fredag 23 oktober 2015

DIY 12V UPS for home network equipment

I have a small cabinet for modem, router, network switch and 8-port patch panel. I've managed to squeeze in a small UPS as well. When I finally got DOCSIS 100/20 Mbit Internet, the cable modem was so big that I had to make some changes to the cabinet. It is good to have an UPS for the equipment. Internet usually works during short power outages and the equipment is not damaged by hard reboots. It also protects somewhat against voltage spikes. So when all of the equipment runs on 12 V it got me thinking. Why do I need an UPS that converts 230 V AC into 12 V DC (for the battery) and then to 230 V DC again, and then at least three small adapters to convert it separately to 12 V DC again? Instead I could replace it with one larger 12 V DC power supply combined with a battery.

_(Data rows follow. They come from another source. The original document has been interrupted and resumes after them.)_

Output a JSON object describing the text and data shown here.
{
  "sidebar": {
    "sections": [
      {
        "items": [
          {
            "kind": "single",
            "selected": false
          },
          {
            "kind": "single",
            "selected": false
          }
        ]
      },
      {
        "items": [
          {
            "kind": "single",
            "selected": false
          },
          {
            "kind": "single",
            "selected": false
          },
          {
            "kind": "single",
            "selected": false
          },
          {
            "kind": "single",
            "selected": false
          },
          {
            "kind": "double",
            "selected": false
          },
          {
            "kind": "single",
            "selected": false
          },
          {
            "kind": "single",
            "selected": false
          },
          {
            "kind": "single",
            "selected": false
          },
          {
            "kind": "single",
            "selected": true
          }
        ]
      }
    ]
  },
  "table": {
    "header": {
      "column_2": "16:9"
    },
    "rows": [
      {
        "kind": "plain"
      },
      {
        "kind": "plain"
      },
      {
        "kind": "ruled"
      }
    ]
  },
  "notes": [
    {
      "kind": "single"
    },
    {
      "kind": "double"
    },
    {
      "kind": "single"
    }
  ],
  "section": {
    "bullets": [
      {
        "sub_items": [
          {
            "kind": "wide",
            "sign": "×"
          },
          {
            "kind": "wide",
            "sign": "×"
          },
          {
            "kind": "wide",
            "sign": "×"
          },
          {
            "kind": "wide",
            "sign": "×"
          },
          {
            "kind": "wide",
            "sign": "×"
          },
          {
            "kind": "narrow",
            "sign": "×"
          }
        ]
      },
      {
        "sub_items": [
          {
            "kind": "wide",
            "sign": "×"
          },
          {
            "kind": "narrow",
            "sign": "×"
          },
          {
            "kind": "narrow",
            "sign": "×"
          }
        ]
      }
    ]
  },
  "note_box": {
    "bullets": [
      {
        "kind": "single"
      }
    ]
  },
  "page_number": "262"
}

I found a 12 V UPS, a Mean Well AD-55A. It outputs 4 A at 13.8 V DC and a small battery can be attached (charge 13.4 V, 0 - 0.23 A). Output voltage is adjustable between 12 - 14.5V.

It has of course to be built into a box to be electrically safe. I had an old monitor switch box that was suitable. A few holes were cut to add a fuse and five "DC plug" 12 V outputs. Add a small combined voltage and current meter and we have this:

You have to find the correct DC plugs that fit into the equipment. Be sure to check the polarity!

Installed in the cabinet together with the small lead battery from the previous UPS:

In the top is the network patch panel. Middle right is the big cable modem (DOCSIS). Middle left is the router, an Ubiquiti Erlite-3. A fantastic router. I mistakenly run it on 5 V when I bought it. It didn't mind, but for sure 12 V is better. At the left on the inside of the cabinet door is a small 8 port Gbit network switch. In the bottom is the battery and UPS. Note that there is no Wifi access point in the cabinet. It wouldn't work well inside the metal cabinet. 

A closer look of the running UPS. The switch, router and cable modem together need 1.56 A DC, so there is a lot of margin to run other equipment if needed.

I mostly did this just because I liked to do it. There is a bit more space in the cabinet for air flow and it is definitely not as hot as before. Some electricity is probably also saved, although I didn't do any measurements. The cost was mostly the power supply/UPS module. It was 28 € + VAT + shipping.

It took a lot of time to make the DC plug patch cables, though. But I don't know if you can get them ready built from somewhere.

If I had a large room for the equipment, I would definitely use a large lead battery with a regular car battery charger. Then use a 12 V - 12 V DC power supply to drive the equipment.